## WORK REQUIRED:
Write only the number of lines in the entries below that contain the string "JSON".

App and web page records
== Segment start ==
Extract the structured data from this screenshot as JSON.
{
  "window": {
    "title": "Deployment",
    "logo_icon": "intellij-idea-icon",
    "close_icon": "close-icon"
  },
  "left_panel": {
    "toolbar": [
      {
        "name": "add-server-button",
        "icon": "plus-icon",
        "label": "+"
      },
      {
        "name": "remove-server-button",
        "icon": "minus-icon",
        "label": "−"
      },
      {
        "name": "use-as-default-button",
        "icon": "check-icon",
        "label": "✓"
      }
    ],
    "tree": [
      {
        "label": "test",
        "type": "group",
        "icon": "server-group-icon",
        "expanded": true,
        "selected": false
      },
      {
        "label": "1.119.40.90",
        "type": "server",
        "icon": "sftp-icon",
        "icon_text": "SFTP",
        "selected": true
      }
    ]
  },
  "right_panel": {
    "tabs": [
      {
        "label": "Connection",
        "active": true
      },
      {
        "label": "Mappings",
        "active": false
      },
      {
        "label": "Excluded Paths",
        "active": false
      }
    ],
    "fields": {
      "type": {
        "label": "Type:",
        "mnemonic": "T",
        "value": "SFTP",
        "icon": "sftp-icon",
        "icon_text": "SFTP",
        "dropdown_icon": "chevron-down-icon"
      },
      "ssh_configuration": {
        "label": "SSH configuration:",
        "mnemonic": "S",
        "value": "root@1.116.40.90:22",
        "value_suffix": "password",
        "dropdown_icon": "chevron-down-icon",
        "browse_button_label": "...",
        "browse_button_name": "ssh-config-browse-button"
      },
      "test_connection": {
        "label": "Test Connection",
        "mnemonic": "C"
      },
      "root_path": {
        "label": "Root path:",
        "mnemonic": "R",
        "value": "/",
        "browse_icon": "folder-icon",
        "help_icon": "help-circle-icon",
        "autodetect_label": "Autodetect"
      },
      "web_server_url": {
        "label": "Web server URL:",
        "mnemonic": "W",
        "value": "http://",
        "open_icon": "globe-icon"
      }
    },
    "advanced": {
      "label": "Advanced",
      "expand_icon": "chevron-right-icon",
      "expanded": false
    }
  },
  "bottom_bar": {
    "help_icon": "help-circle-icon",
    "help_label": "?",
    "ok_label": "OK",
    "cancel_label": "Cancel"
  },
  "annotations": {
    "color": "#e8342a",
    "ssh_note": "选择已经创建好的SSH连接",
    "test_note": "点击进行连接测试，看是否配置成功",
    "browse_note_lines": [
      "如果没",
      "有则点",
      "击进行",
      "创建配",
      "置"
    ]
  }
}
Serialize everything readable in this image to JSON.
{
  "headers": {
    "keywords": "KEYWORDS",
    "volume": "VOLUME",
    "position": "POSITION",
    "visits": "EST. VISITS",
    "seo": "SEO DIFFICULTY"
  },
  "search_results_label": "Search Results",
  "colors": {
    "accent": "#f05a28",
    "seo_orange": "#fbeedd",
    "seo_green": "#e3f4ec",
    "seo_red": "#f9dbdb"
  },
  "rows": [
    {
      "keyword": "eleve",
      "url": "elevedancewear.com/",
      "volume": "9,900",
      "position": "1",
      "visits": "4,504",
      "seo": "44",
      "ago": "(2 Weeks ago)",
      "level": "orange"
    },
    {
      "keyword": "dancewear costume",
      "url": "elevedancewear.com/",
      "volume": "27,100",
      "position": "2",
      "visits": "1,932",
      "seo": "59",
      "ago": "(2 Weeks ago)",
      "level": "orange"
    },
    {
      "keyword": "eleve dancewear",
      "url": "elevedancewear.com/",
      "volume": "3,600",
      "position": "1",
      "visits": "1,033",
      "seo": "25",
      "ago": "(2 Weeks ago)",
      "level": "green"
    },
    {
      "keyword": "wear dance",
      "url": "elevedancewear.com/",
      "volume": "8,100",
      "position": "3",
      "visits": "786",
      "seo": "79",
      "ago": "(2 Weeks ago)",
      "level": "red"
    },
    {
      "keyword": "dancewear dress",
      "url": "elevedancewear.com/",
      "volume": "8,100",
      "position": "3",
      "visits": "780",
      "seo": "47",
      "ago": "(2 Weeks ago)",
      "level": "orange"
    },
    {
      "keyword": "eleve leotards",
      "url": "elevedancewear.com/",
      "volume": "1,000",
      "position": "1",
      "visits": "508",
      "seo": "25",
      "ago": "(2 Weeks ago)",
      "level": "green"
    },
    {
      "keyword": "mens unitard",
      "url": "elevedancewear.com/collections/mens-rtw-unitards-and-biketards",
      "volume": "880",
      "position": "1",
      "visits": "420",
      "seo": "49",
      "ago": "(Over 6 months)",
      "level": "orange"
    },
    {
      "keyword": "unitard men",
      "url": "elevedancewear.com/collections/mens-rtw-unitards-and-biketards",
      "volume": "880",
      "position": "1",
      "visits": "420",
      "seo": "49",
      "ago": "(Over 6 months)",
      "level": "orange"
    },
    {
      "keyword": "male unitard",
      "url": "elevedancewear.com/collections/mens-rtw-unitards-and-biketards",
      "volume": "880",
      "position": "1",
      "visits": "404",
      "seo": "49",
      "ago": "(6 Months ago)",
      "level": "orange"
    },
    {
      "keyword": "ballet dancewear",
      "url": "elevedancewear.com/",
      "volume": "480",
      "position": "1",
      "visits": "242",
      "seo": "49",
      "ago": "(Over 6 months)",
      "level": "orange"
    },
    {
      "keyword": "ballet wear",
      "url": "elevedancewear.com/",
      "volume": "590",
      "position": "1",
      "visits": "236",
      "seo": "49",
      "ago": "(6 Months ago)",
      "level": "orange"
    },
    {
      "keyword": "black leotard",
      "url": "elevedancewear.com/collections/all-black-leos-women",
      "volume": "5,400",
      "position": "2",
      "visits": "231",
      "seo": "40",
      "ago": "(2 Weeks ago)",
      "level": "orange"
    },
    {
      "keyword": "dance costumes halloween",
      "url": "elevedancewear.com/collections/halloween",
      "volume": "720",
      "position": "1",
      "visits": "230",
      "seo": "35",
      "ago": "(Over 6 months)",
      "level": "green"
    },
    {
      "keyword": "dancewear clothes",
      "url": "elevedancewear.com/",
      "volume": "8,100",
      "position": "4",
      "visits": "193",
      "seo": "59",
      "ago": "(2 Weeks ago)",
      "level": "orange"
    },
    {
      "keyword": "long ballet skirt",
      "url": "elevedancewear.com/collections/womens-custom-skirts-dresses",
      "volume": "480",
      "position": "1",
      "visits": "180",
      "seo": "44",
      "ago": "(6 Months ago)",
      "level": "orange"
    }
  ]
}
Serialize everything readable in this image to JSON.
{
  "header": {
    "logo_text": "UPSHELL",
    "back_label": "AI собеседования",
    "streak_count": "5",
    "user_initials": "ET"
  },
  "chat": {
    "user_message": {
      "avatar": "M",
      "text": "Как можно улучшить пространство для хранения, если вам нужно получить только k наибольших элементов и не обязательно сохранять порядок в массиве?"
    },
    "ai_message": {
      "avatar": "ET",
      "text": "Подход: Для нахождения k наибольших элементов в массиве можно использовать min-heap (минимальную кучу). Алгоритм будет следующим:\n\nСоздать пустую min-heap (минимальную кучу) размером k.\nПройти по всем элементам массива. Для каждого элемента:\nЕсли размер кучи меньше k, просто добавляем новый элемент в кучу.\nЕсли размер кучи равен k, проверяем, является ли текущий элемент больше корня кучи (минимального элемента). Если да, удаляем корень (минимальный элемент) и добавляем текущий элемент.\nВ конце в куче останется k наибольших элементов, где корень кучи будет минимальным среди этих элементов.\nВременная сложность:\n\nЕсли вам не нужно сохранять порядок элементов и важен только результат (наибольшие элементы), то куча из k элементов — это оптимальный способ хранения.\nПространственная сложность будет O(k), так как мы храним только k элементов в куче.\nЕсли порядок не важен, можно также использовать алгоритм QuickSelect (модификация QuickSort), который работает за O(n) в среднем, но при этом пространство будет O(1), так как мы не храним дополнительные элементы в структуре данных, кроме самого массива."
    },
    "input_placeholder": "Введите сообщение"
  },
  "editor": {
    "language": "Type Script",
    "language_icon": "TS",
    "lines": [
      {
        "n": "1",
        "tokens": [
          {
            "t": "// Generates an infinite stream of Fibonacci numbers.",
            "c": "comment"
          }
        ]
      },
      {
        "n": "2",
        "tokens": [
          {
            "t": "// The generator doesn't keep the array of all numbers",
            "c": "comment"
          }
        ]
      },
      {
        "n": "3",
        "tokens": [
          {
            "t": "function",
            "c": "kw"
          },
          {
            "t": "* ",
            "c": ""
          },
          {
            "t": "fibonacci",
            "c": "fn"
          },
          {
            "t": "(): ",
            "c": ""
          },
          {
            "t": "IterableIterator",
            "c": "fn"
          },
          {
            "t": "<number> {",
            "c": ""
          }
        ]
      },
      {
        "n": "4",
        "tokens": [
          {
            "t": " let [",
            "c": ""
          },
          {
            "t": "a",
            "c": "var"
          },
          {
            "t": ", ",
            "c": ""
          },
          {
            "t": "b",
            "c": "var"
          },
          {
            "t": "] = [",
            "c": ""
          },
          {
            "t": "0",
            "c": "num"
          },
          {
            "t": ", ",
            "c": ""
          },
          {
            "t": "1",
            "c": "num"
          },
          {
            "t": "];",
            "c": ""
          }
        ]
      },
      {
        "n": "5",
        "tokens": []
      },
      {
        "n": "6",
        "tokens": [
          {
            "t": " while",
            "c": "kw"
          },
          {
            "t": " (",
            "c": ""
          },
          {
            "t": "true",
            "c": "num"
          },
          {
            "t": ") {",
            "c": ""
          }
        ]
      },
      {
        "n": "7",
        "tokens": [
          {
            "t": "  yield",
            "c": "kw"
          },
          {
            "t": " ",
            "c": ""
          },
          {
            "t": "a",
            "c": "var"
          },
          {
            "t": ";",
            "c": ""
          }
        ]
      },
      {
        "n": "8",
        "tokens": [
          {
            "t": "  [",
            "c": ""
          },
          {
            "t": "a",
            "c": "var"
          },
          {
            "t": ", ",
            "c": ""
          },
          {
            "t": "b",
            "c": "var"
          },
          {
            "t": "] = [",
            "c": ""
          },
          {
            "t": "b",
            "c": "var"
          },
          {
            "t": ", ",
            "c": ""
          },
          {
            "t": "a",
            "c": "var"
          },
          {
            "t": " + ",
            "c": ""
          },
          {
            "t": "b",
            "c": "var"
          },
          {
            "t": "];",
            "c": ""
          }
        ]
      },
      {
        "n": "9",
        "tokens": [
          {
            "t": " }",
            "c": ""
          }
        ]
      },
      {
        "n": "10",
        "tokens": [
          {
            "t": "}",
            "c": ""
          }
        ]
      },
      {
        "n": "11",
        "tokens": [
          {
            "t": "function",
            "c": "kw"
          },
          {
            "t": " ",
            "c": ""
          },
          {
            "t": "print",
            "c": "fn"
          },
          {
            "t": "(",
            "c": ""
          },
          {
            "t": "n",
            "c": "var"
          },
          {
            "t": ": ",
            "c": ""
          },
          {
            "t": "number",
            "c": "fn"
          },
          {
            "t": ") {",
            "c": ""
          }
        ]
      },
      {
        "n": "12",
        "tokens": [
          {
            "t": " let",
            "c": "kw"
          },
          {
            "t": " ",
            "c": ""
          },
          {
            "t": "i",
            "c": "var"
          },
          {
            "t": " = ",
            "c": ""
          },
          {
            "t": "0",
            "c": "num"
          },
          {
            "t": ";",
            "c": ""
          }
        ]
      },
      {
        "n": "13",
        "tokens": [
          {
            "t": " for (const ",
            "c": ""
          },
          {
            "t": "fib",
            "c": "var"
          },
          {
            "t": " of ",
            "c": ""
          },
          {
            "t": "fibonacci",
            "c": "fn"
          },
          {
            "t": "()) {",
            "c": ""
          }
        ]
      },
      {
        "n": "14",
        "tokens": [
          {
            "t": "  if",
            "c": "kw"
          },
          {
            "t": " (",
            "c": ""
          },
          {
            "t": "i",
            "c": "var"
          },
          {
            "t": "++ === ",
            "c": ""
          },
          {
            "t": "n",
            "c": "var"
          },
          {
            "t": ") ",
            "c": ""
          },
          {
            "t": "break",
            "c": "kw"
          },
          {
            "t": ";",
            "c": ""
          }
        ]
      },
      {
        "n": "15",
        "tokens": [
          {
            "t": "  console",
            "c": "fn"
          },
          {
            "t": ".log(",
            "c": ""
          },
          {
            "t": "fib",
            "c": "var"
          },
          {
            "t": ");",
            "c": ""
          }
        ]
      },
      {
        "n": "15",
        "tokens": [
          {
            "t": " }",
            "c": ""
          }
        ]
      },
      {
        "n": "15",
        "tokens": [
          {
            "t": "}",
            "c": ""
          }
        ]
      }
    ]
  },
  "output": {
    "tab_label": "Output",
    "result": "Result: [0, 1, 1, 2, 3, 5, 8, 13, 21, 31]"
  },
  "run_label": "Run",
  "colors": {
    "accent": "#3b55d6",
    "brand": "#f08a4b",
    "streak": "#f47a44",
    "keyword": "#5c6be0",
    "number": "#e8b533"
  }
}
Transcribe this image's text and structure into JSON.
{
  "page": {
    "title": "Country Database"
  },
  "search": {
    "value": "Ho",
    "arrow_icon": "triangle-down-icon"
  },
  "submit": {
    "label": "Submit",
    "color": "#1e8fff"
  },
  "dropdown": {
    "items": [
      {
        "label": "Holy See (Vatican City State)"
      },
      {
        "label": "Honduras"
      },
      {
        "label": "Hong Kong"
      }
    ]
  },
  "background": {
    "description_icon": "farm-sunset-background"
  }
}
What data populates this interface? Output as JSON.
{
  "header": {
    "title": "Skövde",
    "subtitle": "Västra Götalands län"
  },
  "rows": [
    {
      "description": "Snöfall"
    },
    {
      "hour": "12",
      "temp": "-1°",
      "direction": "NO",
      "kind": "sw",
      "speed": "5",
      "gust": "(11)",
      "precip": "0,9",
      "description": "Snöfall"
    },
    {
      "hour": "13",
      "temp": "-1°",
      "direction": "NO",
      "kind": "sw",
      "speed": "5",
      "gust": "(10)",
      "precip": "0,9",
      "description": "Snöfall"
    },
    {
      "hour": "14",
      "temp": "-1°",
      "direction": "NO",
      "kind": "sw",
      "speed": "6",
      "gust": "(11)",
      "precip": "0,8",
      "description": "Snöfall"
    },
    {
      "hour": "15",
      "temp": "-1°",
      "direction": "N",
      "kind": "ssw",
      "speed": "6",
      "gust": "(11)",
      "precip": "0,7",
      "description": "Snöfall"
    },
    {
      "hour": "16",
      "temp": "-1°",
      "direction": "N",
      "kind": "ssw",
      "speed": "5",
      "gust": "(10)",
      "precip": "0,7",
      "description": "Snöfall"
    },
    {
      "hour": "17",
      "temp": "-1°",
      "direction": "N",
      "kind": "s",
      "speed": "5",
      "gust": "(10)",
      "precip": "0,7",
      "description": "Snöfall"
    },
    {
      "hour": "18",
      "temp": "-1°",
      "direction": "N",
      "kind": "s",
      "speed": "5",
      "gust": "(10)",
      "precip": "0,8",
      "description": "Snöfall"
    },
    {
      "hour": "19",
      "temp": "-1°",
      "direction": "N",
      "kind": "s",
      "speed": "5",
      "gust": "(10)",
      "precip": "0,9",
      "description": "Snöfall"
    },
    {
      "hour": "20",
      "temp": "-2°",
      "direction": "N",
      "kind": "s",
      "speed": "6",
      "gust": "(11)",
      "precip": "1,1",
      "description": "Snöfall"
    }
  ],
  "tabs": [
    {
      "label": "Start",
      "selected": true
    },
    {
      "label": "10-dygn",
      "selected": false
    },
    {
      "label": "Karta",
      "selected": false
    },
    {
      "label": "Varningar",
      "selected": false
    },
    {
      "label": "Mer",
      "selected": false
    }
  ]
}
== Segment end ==
## RESPONSE BELOW:
5